in satisfying the retirement systems’ unfunded liability. In other
words, the city will issue POBs and pay off now the full amount of the

On the municipal health
insurance front, Brookline is following the example set earlier by
Arlington and establishing a retiree health care liability trust fund.
Last year, Arlington was successful in obtaining passage of Chapter 12,
Acts of ‘98.

Chapter 12 allowed
Arlington to set aside funds in a retiree insurance liability fund to
offset the anticipated cost of premium payments by retirees in the
future. With some variation, Brookline will be doing the same to cover
future health care costs. It must be emphasized that the Arlington (and
Brookline) plans do not take money out of their retirement systems.

Over 5 years ago, our Association reported on this issue (7/93 Voice).
Also, the Mass Municipal Association has filed a bill in this
legislative session, allowing all communities to establish such a fund.
Further details on POBs and health insurance trusts will be available in the upcoming March Voice.

session’s end, two retirement bills came close but did not receive
final enactment. S-2331 addressed the operation of the retirement
systems for counties that have been or will be abolished, by
establishing "regional" retirement systems. H-5369 (commonly referred
to as the "Needham bill") would have allowed retirement boards, if
certain conditions were met, to forgive the repayment by a retiree of
pension benefits paid to him due to a mistake or error not of his doing.

We have reported on both these issues extensively in the Voice. They will be addressed again in this session.


JANUARY 5, 1999 - "We
never gave up our fight for non-contributory retirees to receive a
cost-of-living adjustment (COLA)," announced Association President
Ralph White. "And because of that, victory was achieved before the
Legislature ended its session."

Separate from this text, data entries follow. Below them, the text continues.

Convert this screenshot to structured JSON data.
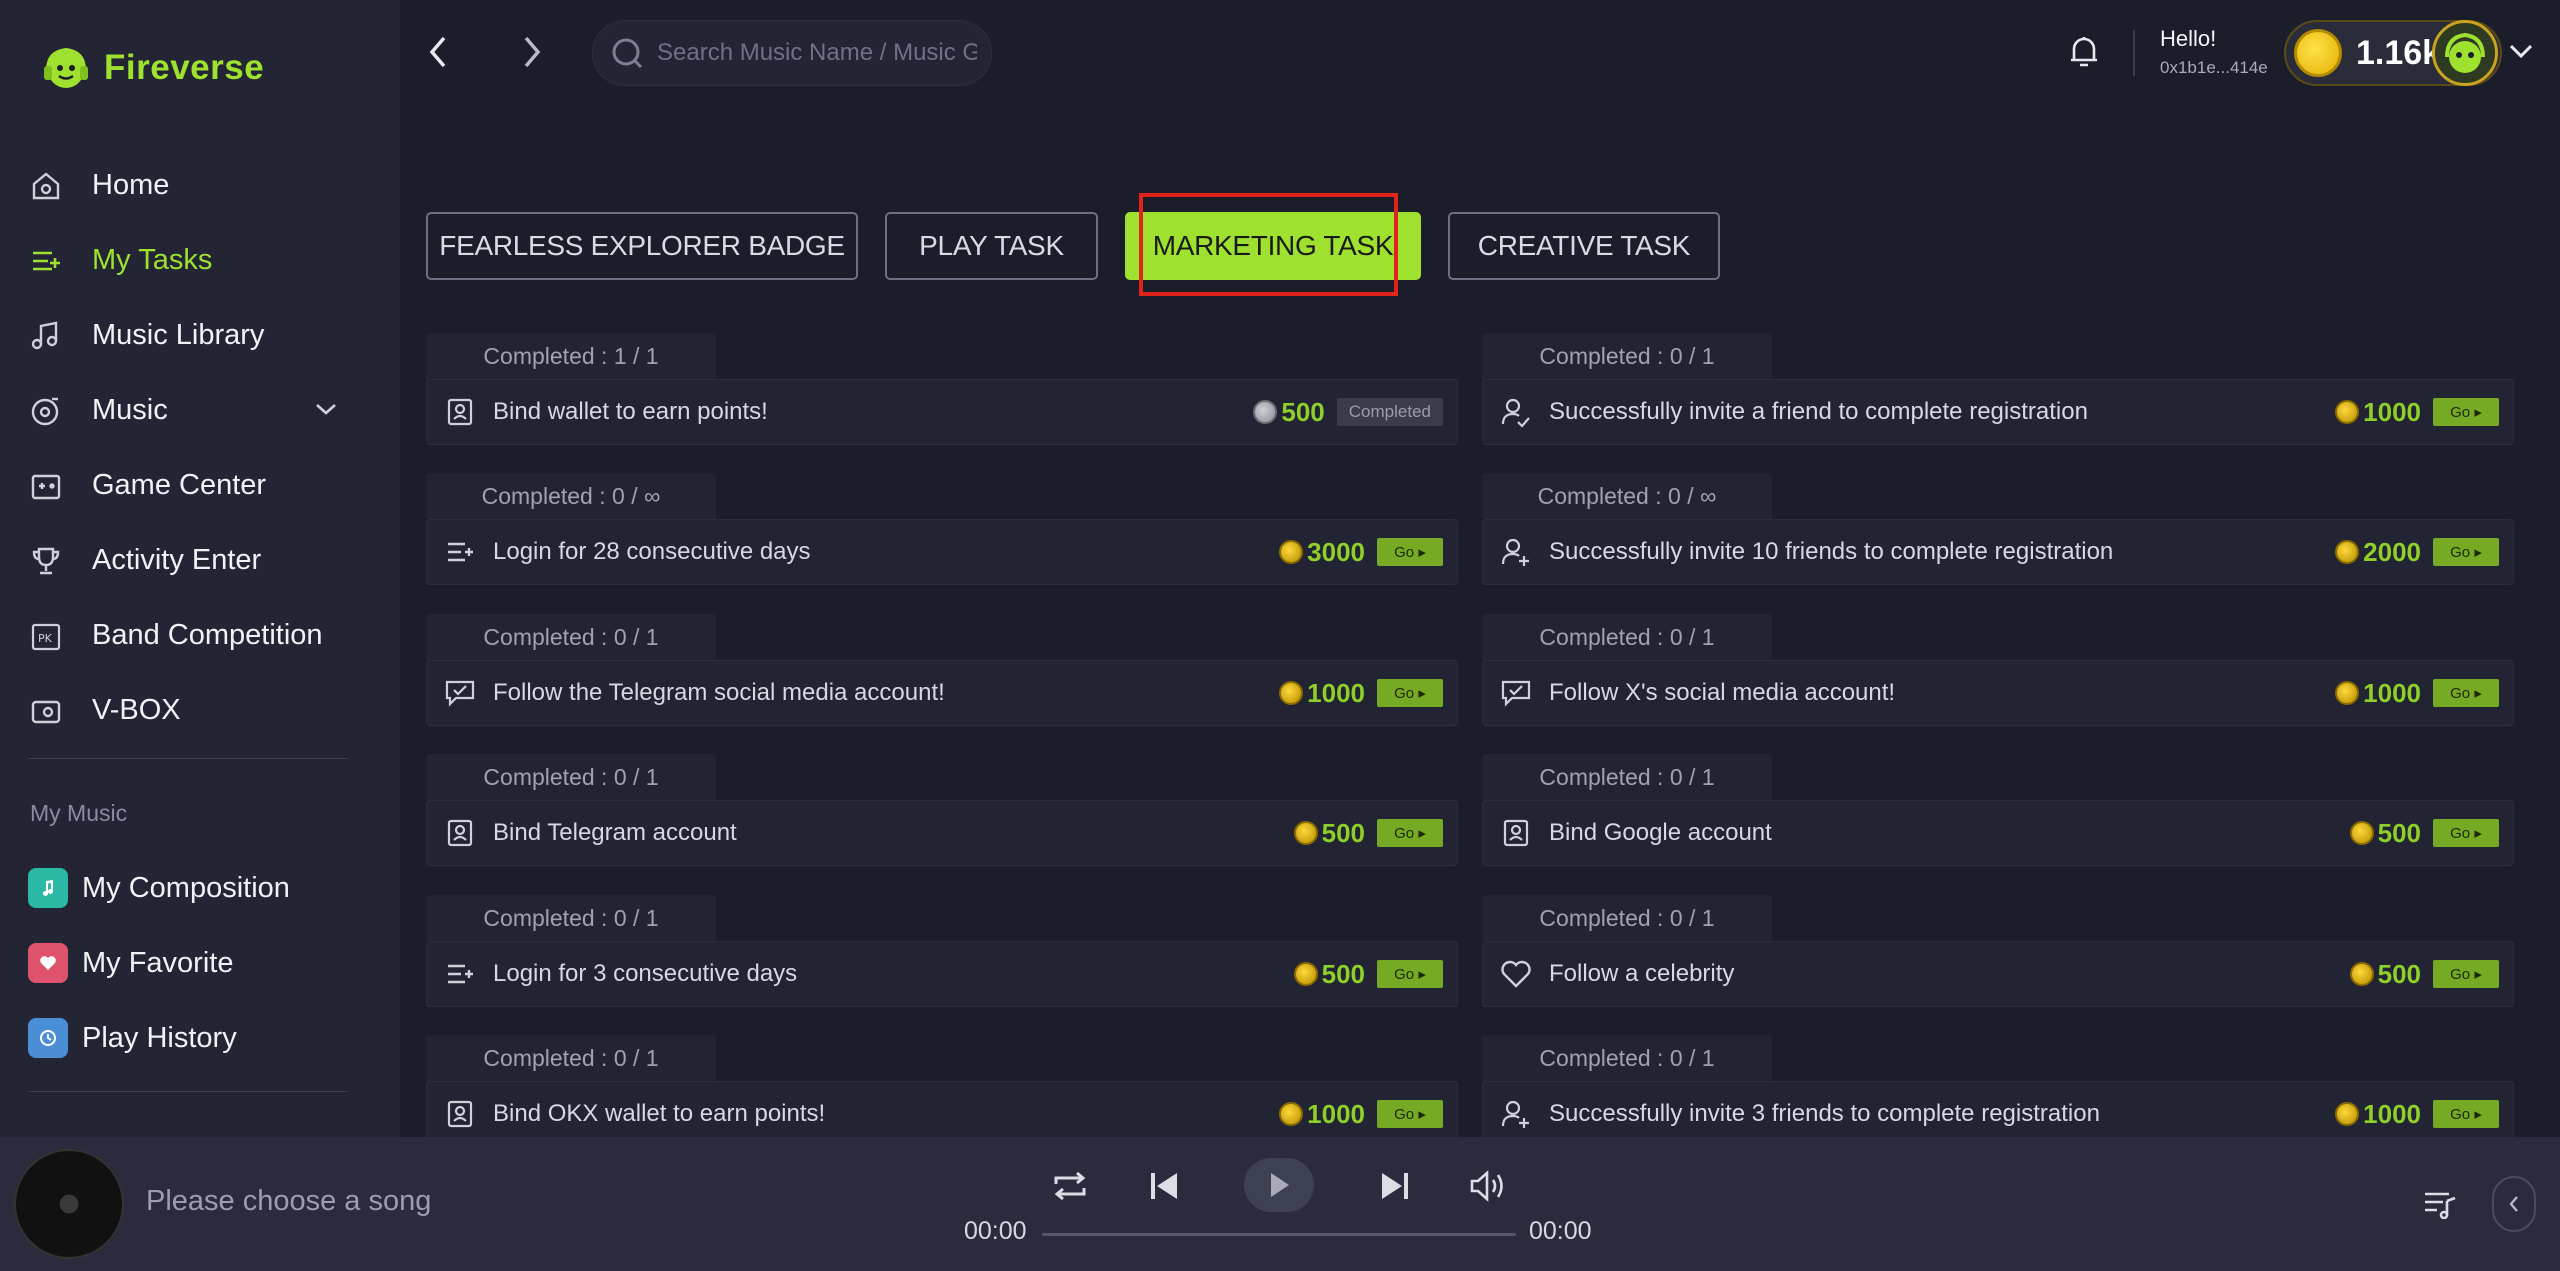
{
  "brand": {
    "name": "Fireverse"
  },
  "nav": [
    {
      "label": "Home",
      "icon": "home-icon"
    },
    {
      "label": "My Tasks",
      "icon": "tasks-icon"
    },
    {
      "label": "Music Library",
      "icon": "music-note-icon"
    },
    {
      "label": "Music",
      "icon": "music-disc-icon"
    },
    {
      "label": "Game Center",
      "icon": "game-icon"
    },
    {
      "label": "Activity Enter",
      "icon": "trophy-icon"
    },
    {
      "label": "Band Competition",
      "icon": "pk-icon"
    },
    {
      "label": "V-BOX",
      "icon": "vbox-icon"
    }
  ],
  "my_music": {
    "title": "My Music",
    "items": [
      {
        "label": "My Composition",
        "icon": "composition-icon",
        "color": "#2bb9a6"
      },
      {
        "label": "My Favorite",
        "icon": "heart-icon",
        "color": "#e0536c"
      },
      {
        "label": "Play History",
        "icon": "history-icon",
        "color": "#4a8fd6"
      }
    ]
  },
  "search": {
    "placeholder": "Search Music Name / Music Genre"
  },
  "user": {
    "greeting": "Hello!",
    "address": "0x1b1e...414e",
    "points": "1.16k"
  },
  "tabs": [
    {
      "label": "FEARLESS EXPLORER BADGE",
      "active": false
    },
    {
      "label": "PLAY TASK",
      "active": false
    },
    {
      "label": "MARKETING TASK",
      "active": true
    },
    {
      "label": "CREATIVE TASK",
      "active": false
    }
  ],
  "tasks_left": [
    {
      "completed": "Completed : 1 / 1",
      "label": "Bind wallet to earn points!",
      "reward": "500",
      "status": "Completed",
      "icon": "id-card-icon"
    },
    {
      "completed": "Completed : 0 / ∞",
      "label": "Login for 28 consecutive days",
      "reward": "3000",
      "status": "Go ▸",
      "icon": "list-add-icon"
    },
    {
      "completed": "Completed : 0 / 1",
      "label": "Follow the Telegram social media account!",
      "reward": "1000",
      "status": "Go ▸",
      "icon": "chat-check-icon"
    },
    {
      "completed": "Completed : 0 / 1",
      "label": "Bind Telegram account",
      "reward": "500",
      "status": "Go ▸",
      "icon": "id-card-icon"
    },
    {
      "completed": "Completed : 0 / 1",
      "label": "Login for 3 consecutive days",
      "reward": "500",
      "status": "Go ▸",
      "icon": "list-add-icon"
    },
    {
      "completed": "Completed : 0 / 1",
      "label": "Bind OKX wallet to earn points!",
      "reward": "1000",
      "status": "Go ▸",
      "icon": "id-card-icon"
    }
  ],
  "tasks_right": [
    {
      "completed": "Completed : 0 / 1",
      "label": "Successfully invite a friend to complete registration",
      "reward": "1000",
      "status": "Go ▸",
      "icon": "user-check-icon"
    },
    {
      "completed": "Completed : 0 / ∞",
      "label": "Successfully invite 10 friends to complete registration",
      "reward": "2000",
      "status": "Go ▸",
      "icon": "user-add-icon"
    },
    {
      "completed": "Completed : 0 / 1",
      "label": "Follow X's social media account!",
      "reward": "1000",
      "status": "Go ▸",
      "icon": "chat-check-icon"
    },
    {
      "completed": "Completed : 0 / 1",
      "label": "Bind Google account",
      "reward": "500",
      "status": "Go ▸",
      "icon": "id-card-icon"
    },
    {
      "completed": "Completed : 0 / 1",
      "label": "Follow a celebrity",
      "reward": "500",
      "status": "Go ▸",
      "icon": "heart-outline-icon"
    },
    {
      "completed": "Completed : 0 / 1",
      "label": "Successfully invite 3 friends to complete registration",
      "reward": "1000",
      "status": "Go ▸",
      "icon": "user-add-icon"
    }
  ],
  "player": {
    "now_playing": "Please choose a song",
    "time_current": "00:00",
    "time_total": "00:00"
  },
  "colors": {
    "accent": "#9ee12f",
    "highlight": "#e0241b",
    "background": "#1b1d2a",
    "panel": "#232534"
  }
}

JANUARY 1999 - In
addition to a bill’s lead sponsor, other senators and representatives
can sign on to it. As for the Association’s legislative package, a
number of legislators have done so, lending their support to a
particular bill.